### What you need to do
What you return must be every line below that includes the word "this".
#####
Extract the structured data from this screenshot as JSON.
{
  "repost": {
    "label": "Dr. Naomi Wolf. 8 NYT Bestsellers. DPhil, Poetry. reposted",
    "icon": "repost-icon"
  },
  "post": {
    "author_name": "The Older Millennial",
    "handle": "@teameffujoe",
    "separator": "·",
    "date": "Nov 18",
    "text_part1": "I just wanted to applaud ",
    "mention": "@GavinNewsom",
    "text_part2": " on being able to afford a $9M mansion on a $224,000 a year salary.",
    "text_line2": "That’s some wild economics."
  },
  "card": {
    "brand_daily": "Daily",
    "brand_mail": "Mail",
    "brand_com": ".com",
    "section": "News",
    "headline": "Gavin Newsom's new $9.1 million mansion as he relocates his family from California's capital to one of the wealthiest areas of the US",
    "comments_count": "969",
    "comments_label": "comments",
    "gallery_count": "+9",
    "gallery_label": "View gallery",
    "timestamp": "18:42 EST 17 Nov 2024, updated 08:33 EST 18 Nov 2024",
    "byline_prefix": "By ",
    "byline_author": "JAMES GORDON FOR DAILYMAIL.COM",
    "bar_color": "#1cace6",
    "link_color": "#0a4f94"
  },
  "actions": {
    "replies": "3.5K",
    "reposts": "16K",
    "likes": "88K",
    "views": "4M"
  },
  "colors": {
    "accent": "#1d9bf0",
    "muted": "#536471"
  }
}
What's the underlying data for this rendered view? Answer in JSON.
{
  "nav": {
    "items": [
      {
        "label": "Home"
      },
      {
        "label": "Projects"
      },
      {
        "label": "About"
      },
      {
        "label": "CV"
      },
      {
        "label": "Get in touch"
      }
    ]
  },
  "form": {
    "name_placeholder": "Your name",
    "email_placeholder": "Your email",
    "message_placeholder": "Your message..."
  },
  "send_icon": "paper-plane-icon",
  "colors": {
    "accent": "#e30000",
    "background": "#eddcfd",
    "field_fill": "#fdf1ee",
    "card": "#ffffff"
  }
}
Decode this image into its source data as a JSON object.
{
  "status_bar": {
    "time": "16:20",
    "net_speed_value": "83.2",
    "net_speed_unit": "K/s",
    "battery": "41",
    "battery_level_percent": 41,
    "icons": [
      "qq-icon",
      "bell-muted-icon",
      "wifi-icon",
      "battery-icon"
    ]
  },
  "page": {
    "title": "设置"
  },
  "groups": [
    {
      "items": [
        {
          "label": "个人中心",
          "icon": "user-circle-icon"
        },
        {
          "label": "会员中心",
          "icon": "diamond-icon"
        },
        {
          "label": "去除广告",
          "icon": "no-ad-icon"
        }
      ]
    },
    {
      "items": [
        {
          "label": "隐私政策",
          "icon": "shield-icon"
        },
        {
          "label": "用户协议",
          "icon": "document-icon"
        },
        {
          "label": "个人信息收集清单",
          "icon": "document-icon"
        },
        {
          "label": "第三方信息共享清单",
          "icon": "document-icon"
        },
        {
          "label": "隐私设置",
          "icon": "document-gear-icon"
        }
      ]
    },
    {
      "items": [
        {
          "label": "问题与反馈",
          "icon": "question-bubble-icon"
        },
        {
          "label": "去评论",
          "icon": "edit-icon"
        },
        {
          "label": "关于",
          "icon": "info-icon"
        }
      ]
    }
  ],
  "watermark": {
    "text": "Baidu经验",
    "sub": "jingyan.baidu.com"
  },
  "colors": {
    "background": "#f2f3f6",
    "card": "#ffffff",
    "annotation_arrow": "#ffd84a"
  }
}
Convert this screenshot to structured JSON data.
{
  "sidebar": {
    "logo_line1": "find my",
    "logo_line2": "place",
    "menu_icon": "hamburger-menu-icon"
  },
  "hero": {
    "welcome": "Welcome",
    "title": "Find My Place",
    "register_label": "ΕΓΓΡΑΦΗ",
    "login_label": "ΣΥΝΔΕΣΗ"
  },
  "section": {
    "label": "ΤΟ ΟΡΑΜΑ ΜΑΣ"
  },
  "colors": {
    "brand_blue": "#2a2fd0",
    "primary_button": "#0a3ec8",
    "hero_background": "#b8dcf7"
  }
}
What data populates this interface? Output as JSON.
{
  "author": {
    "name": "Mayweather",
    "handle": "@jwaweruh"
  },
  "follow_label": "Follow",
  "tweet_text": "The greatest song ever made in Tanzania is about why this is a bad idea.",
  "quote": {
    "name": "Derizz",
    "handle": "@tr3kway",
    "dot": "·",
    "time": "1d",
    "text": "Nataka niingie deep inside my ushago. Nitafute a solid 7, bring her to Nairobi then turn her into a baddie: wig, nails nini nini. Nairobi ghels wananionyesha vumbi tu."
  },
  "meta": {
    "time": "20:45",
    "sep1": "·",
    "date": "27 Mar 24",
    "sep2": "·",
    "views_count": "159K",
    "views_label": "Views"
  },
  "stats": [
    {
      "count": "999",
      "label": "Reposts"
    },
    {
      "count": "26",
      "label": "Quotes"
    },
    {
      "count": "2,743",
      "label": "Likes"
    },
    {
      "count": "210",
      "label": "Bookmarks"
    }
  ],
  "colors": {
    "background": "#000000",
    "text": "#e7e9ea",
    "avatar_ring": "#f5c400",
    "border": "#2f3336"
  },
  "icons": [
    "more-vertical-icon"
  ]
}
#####
### The completed task
Extract the structured data from this screenshot as JSON.
What's the underlying data for this rendered view? Answer in JSON.
Decode this image into its source data as a JSON object.
Convert this screenshot to structured JSON data.
What data populates this interface? Output as JSON.
  "tweet_text": "The greatest song ever made in Tanzania is about why this is a bad idea.",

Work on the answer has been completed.